(Given data begins)

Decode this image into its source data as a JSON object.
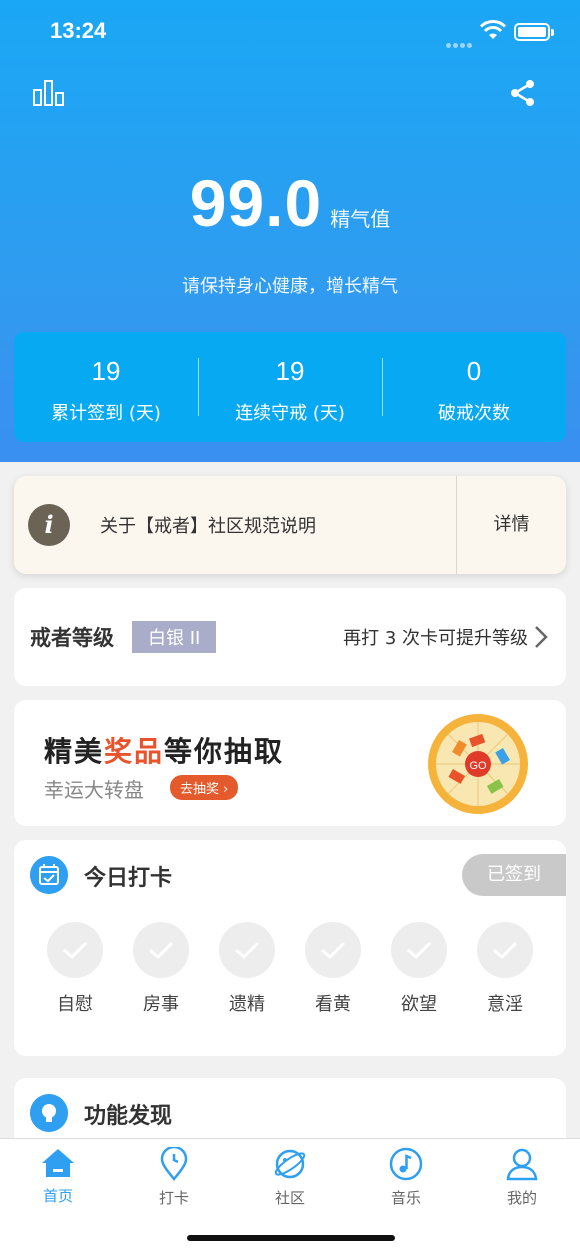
{
  "status": {
    "time": "13:24"
  },
  "hero": {
    "score": "99.0",
    "score_unit": "精气值",
    "tip": "请保持身心健康，增长精气",
    "stats": [
      {
        "value": "19",
        "label": "累计签到 (天)"
      },
      {
        "value": "19",
        "label": "连续守戒 (天)"
      },
      {
        "value": "0",
        "label": "破戒次数"
      }
    ]
  },
  "notice": {
    "text": "关于【戒者】社区规范说明",
    "detail": "详情"
  },
  "level": {
    "title": "戒者等级",
    "badge": "白银 II",
    "hint": "再打 3 次卡可提升等级"
  },
  "lottery": {
    "title_a": "精美",
    "title_hl": "奖品",
    "title_b": "等你抽取",
    "subtitle": "幸运大转盘",
    "button": "去抽奖",
    "wheel_center": "GO"
  },
  "checkin": {
    "title": "今日打卡",
    "status": "已签到",
    "items": [
      "自慰",
      "房事",
      "遗精",
      "看黄",
      "欲望",
      "意淫"
    ]
  },
  "discover": {
    "title": "功能发现"
  },
  "tabs": [
    "首页",
    "打卡",
    "社区",
    "音乐",
    "我的"
  ],
  "colors": {
    "primary": "#2f9ff2",
    "accent": "#e8532b"
  }
}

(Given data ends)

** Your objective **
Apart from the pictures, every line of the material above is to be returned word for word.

** Output for this exercise **
Decode this image into its source data as a JSON object.
{
  "status": {
    "time": "13:24"
  },
  "hero": {
    "score": "99.0",
    "score_unit": "精气值",
    "tip": "请保持身心健康，增长精气",
    "stats": [
      {
        "value": "19",
        "label": "累计签到 (天)"
      },
      {
        "value": "19",
        "label": "连续守戒 (天)"
      },
      {
        "value": "0",
        "label": "破戒次数"
      }
    ]
  },
  "notice": {
    "text": "关于【戒者】社区规范说明",
    "detail": "详情"
  },
  "level": {
    "title": "戒者等级",
    "badge": "白银 II",
    "hint": "再打 3 次卡可提升等级"
  },
  "lottery": {
    "title_a": "精美",
    "title_hl": "奖品",
    "title_b": "等你抽取",
    "subtitle": "幸运大转盘",
    "button": "去抽奖",
    "wheel_center": "GO"
  },
  "checkin": {
    "title": "今日打卡",
    "status": "已签到",
    "items": [
      "自慰",
      "房事",
      "遗精",
      "看黄",
      "欲望",
      "意淫"
    ]
  },
  "discover": {
    "title": "功能发现"
  },
  "tabs": [
    "首页",
    "打卡",
    "社区",
    "音乐",
    "我的"
  ],
  "colors": {
    "primary": "#2f9ff2",
    "accent": "#e8532b"
  }
}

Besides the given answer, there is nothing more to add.